▶ PROBLEM DETAILS:
I would like each line of the data that holds the word "Hashtags" copied out.

(Web page and app entries)
★ ★ ★ ★

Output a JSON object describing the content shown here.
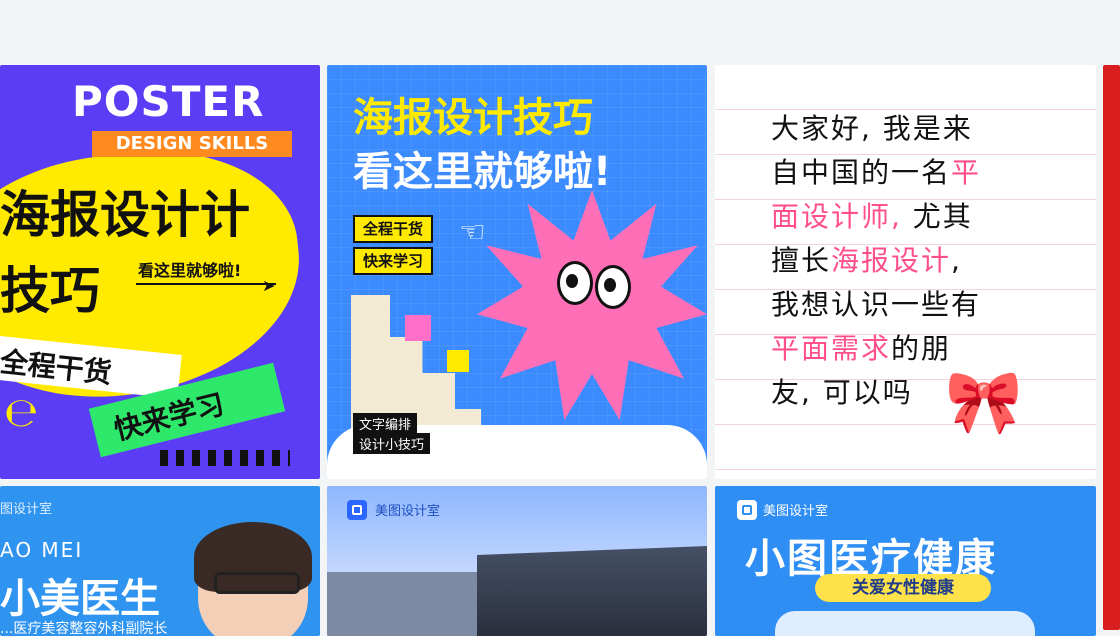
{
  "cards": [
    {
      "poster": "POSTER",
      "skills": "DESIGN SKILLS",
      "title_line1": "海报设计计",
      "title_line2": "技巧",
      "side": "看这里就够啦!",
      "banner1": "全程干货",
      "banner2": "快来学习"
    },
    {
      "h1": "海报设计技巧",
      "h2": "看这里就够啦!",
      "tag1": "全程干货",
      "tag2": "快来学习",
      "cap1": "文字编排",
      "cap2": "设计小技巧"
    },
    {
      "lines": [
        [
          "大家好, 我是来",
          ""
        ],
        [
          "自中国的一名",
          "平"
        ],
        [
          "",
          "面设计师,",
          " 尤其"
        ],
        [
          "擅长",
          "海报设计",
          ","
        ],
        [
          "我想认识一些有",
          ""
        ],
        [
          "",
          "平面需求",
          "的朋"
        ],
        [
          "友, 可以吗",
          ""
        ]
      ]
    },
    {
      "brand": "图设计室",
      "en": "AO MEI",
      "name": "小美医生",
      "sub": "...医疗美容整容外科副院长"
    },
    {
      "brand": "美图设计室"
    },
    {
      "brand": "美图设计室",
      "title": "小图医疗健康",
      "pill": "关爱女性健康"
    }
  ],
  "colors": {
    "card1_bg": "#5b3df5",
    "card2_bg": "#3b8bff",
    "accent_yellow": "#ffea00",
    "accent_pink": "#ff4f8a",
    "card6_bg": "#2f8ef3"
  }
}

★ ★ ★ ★

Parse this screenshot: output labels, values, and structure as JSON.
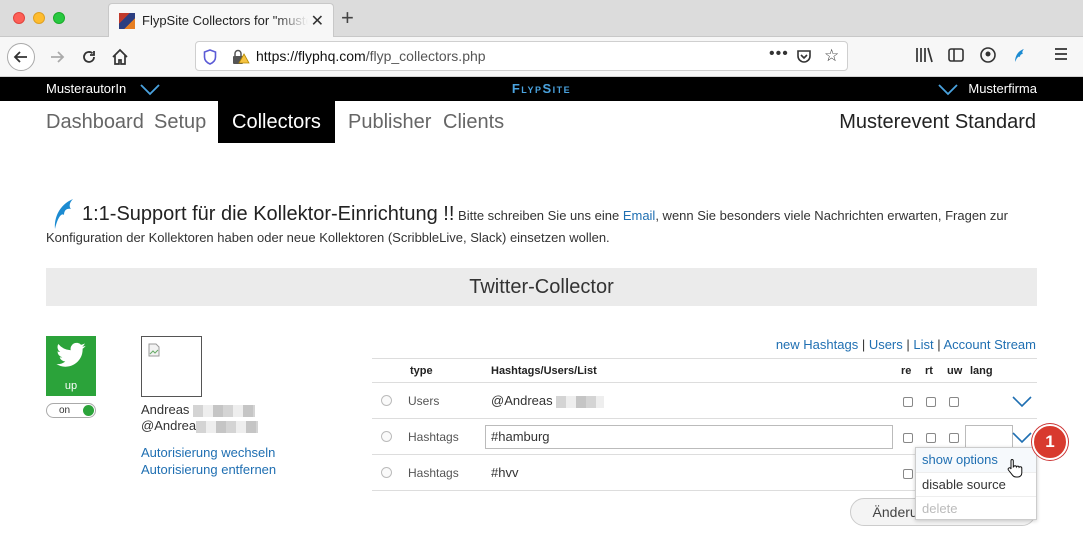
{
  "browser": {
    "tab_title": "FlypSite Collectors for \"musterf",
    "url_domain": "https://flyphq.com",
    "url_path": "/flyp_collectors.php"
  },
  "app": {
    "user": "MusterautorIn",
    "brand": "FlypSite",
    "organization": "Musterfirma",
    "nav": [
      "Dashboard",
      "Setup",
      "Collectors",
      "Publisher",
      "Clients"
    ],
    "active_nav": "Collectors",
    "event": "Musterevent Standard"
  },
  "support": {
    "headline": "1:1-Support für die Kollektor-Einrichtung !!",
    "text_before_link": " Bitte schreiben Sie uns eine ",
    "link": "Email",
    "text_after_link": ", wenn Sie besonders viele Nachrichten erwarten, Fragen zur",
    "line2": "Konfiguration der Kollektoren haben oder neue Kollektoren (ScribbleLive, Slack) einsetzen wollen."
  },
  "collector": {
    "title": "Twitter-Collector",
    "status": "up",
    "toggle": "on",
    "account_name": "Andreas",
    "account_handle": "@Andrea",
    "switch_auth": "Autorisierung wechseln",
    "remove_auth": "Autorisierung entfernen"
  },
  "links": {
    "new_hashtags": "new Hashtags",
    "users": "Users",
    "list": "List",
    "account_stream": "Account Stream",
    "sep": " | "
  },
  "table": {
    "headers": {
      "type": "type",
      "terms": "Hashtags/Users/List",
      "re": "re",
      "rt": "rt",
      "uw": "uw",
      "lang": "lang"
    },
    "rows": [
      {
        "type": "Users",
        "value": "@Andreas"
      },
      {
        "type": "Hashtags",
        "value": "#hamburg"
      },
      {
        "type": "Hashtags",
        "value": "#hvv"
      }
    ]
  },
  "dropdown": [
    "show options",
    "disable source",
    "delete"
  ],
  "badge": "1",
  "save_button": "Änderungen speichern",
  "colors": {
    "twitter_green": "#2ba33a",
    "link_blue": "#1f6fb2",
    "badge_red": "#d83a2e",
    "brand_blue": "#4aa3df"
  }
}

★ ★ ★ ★

▶ REPLY:
    "new_hashtags": "new Hashtags",
      "terms": "Hashtags/Users/List",
        "type": "Hashtags",
        "type": "Hashtags",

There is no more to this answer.